Thanks to the current Marion County District Attorney, Paige Clarkson, and her challenger in the May election, Spencer Todd, I've recovered from the (mild) trauma of watching the previous Salem City Club debate via Zoom between the candidates for Salem Mayor, Chris Hoy and Chane Griggs, where Hoy and Griggs agreed on almost everything and were kind and gentle toward each other.
Morally uplifting, perhaps, but boring.
In contrast, Clarkson and Todd disagreed on almost everything and were pleasingly snarky toward each other. Partly that was because being attorneys, they're used to arguing with their fellow lawyers. But it also is clear that they have decidedly distinct political philosophies.
Paige Clarkson embraces the traditional conservative Law and Order/Lock Them Up model of public safety. Spencer Todd embraces a more modern progressive approach: Deal strictly with those who commit serious crimes, but look for innovative ways to improve the criminal justice system.
The first question asked by moderator Hans West was about Oregon's public defender crisis.
Clarkson said the right thing in noting that all parties in the criminal justice system are necessary, obviously including prosecutors and defenders. But she claimed that the public defender budget totaled more than the budget of all District Attorneys in Oregon combined, so we need to make sure that money is being spent well.
Todd, a public defender himself, countered that the public defender budget includes more line items than the District Attorney budget, so they aren't directly comparable. In fact, Oregon spends way more on prosecuting than defense. He argued that we need more defense lawyers.
In response to a question about Marion County crime rates, Todd said that violent crimes are up while property crimes are down. He observed that we've been trying the same things for 40 years, and it's time to change.
Clarkson said that crime is worse. The reason: all branches of government have reduced tools for law enforcement, using as an example the Oregon legislature's recent restriction on police pulling someone over for a burnt out taillight or other minor equipment infraction. In a rejoinder, Todd observed that things Clarkson complained about are excuse-making, with most not even law yet.
Asked what their biggest concern is in Marion County, Clarkson said child abuse, plus an excessively vague, "Neighborhoods don't feel as safe." Todd went with recidivism, saying, rather obviously, that there's a need to identify people likely to reoffend violently. He also mentioned homelessness and, nonshockingly, a need to reform the District Attorney's office, with crimes going unprosecuted by the incumbent, who happens to be Clarkson.
Measure 110, which voters approved by a 58-42% margin in 2020, decriminalized personal non-commercial possession of street drugs like cocaine and heroin, requiring people found with such drugs to either pay a $100 fine or complete a health assessment.
In regard to whether Measure 110 is on track, Todd said that before the measure passed, drug users could be arrested, jailed for six months, and not get any treatment. He views Measure 110 as better than before, but it isn't doing all that was planned. "I'd rather prosecute more serious crimes," he said.

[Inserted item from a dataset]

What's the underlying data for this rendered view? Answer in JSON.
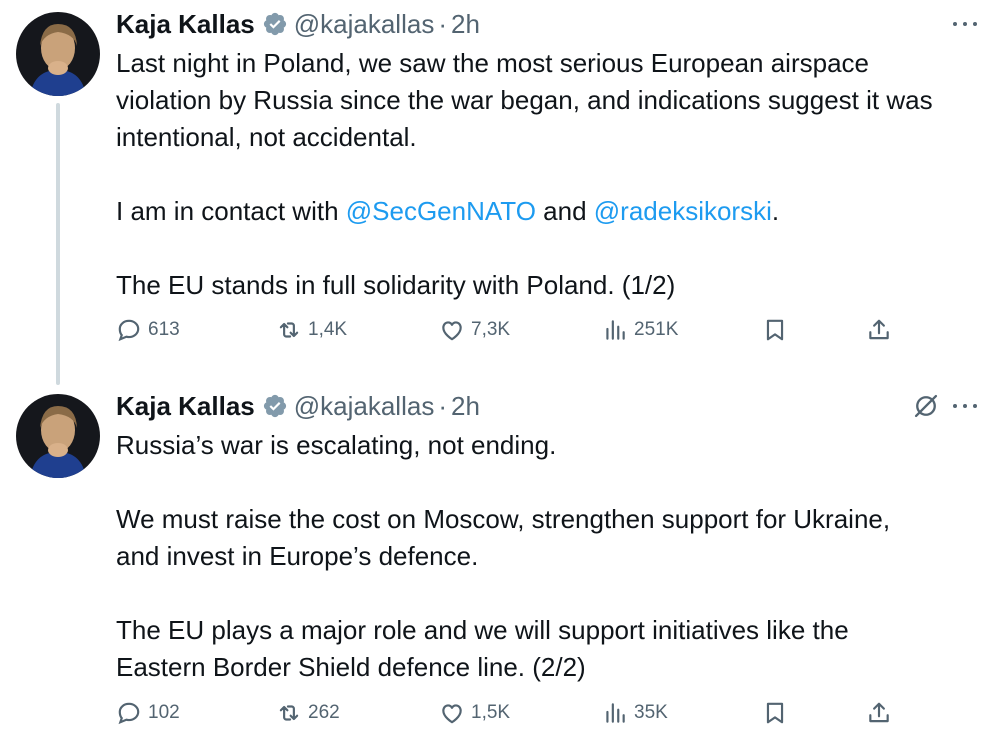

Clarkson said she's a vocal opponent of Measure 110, in part because few people have sought treatment rather than pay the $100 fine. It "rolled out the red carpet for drug cartels," according to Clarkson.
Both Clarkson and Todd said they favor mobile crisis response teams like Eugene's CAHOOTS program that has diverted about 17% of police calls to non-uniformed responders. Todd said that if we can't get more police, police resources should be used more efficiently, one reason he supports mobile crisis response teams.
Lastly, Todd views the death penalty as incredibly cost-ineffective given the lengthy appeals process. He said it isn't an effective deterrent and it takes away the ability of a prisoner to repent, something he sees as important. Which made me think, OK, but given how long prisoners spend on Death Row in Oregon (executions are rare), isn't there plenty of time to repent? Clarkson said that voters have approved of the death penalty, which doesn't exist in Oregon for all intents and purposes. She supports it in certain circumstances.